- After the survey closes
You will need to communicate with participants to help them get their feedback reports. This is easily accomplished by having the system notify participants directly that their reports are ready. You might also want to help participants plan for ways to understand the feedback they receive and make plans for the future.
The pathway to a successful 360 survey can take several different possible routes. Below are several options to consider as you plan your 360.
- How should the names of the feedback providers be gathered? We recommend that participants enter the names and email addresses of their feedback providers directly into the website, since this helps distribute the workload across all participants. Not only that, but using the website can increase the chances that email addresses are entered correctly, and that participants are aware of the number of raters that are required in each category. Alternatively, you could gather the names prior to the survey launch in an internal process using a spreadsheet or other document. However, this approach is not our recommended option—it requires more work on your side, and there is a greater possibility for incorrect information to come through.
- Do you want the lists of feedback providers to be reviewed by someone before the respondents are invited to give their feedback? Having the lists reviewed helps to ensure that there is a wide selection of feedback providers for each participant and that no one has “stacked the deck” to solicit feedback only from admirers. There can be either a centralized or distributed approach to this process. For example, an HR business partner might be the one to review all submitted lists in a centralized way. Alternatively, each participant might be asked to have a conversation with their manager to review the list and get the manager’s approval. This distributed approach has the benefit of sharing the workload, and it also helps managers feel more involved in the 360 process.
Post-survey Conversations and Follow-up
Once the survey has finished and participants have received their feedback reports, it is important to continue the feedback conversation. This can be done through a series of “nudges” to help them over a period of weeks and months after the survey closes.
Another important part of the process is to conduct a follow-up survey. This is a lightweight survey, conducted 7-9 months after the first survey, which typically focuses on just a handful of items that the participant has been working on.

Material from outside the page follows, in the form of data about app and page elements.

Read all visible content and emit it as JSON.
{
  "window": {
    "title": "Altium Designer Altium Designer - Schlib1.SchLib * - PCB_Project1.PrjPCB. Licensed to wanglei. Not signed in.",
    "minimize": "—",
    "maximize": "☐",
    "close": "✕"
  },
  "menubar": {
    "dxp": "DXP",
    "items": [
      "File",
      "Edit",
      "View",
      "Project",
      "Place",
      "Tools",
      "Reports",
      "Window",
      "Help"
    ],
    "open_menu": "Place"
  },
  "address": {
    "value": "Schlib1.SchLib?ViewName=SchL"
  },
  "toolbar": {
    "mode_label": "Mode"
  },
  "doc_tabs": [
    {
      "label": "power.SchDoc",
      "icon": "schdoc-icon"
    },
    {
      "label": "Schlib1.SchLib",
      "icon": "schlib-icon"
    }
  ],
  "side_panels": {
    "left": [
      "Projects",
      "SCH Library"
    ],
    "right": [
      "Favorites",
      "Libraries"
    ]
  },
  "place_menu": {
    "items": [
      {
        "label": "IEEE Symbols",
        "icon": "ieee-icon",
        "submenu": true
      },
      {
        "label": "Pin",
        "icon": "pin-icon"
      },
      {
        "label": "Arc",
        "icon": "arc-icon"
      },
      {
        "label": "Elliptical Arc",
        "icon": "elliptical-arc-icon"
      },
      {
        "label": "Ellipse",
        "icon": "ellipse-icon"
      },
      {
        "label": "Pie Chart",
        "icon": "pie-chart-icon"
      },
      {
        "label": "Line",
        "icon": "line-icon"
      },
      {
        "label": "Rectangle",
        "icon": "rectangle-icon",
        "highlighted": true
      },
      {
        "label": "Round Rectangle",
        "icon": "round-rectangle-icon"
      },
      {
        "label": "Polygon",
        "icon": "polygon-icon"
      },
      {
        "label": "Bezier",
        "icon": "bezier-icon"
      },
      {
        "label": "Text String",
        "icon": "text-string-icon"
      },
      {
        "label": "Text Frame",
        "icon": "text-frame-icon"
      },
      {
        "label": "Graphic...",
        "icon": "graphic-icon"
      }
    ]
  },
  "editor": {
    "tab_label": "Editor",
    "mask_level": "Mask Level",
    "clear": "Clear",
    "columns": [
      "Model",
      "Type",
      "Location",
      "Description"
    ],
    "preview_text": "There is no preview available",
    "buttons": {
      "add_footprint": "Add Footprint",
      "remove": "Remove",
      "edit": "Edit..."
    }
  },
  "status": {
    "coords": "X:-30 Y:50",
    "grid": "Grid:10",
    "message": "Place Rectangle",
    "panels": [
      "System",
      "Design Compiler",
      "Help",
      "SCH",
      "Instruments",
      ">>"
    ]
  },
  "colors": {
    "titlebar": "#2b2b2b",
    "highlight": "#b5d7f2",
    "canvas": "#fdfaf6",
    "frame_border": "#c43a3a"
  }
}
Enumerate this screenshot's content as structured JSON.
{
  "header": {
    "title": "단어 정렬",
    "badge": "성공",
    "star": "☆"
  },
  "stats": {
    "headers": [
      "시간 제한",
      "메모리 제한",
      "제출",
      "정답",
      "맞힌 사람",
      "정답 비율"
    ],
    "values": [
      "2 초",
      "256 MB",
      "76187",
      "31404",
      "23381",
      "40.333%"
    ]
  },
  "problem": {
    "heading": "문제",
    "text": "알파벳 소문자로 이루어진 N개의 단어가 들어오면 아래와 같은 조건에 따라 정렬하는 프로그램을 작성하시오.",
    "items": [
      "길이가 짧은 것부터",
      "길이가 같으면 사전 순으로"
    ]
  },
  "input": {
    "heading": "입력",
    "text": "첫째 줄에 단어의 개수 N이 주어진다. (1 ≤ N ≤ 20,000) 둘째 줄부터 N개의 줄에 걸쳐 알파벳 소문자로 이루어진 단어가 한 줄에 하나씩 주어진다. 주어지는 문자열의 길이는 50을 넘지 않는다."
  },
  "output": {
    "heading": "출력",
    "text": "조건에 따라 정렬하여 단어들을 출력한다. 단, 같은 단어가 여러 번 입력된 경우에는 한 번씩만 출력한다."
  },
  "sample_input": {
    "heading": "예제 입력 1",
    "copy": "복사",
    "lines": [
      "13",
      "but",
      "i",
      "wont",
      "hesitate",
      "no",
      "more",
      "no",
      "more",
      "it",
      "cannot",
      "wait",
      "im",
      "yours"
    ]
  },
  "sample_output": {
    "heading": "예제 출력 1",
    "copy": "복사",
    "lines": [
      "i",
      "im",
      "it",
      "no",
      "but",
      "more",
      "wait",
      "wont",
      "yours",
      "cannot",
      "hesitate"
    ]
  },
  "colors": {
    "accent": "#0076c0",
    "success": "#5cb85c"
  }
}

The Smooth, Efficient Process
By taking the time to plan out your 360-degree feedback process, you will ensure that your participants and their feedback providers have a smooth experience that will not be too much of a burden on any single individual. The participants will receive feedback that they can act on as they work to become better professionals, and you will be on your way to a better company!